And thus began a very, very strange period where every creative instinct I had completely abandoned me.  Every time I sat down at the art table, I didn't know what to do.  Every page I drew was like pulling teeth.  Whatever fun I got out of drawing was completely gone.

And then things REALLY started to get fun.

It's hard to explain quite what happened to CrossGen, but the short version is that it imploded.  Dramatically, publicly, and much to the palpable pleasure of a fairly large group of nay-sayers.  It was a slow process, with a lot of good days and a lot of bad days, but while it was happening, I seemed to be having a slow motion artistic breakdown of my own.

But after CrossGen went down, it looked like that wasn't going to be much of a problem.  With so many top tier artists suddenly back on the market and being snatched up by DC and Marvel, I was scrambling for work, but no one wanted me.

There's a bit in the Hitchhiker's Guide to the Galaxy where one of the characters is tortured with something called the Total Perspective Vortex.  They throw you in a box which shows you the entire universe, and then it shows you your place within it... a tiny, inconsequential dot.  For me, running back and forth between comic book companies, desperately trying to line up something, anything, was like being thrown into the Vortex.

I suddenly saw my place in the comic book industry, and it wasn't exactly large, or even medium sized.  With so many A-list talents on the market again after their CrossGen contracts went up in flames, I wasn't big enough to warrant much thought at all when editors were handing out assignments.

The dream that was CrossGen was over, and so was my career...

NEXT TIME: Things get better...


Dave M! said...

Thanks for this refreshingly honest and detailed account of your CrossGen career. Similar tales should be shown to counterbalance the flimsy "success" stories we hear all the time. Your post strikes a little too close to my own 1980s flirtation with comics as a career!

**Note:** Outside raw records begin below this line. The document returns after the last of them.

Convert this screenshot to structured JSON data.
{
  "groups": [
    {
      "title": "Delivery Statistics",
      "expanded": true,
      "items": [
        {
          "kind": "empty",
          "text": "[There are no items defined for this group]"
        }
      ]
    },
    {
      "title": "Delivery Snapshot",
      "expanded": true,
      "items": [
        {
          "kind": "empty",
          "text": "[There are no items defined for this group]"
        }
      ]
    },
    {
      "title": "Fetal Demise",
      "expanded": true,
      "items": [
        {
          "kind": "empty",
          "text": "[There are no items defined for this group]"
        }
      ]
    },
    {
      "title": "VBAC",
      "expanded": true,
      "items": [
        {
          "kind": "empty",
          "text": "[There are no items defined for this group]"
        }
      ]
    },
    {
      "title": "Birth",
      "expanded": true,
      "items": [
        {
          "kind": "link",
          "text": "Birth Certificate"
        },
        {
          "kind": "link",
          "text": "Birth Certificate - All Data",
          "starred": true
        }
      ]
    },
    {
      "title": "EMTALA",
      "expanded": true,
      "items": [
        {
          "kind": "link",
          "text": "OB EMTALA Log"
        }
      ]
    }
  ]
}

Dave Marshall
"Inky Stories"

matthew dow smith said...

Thanks, Dave!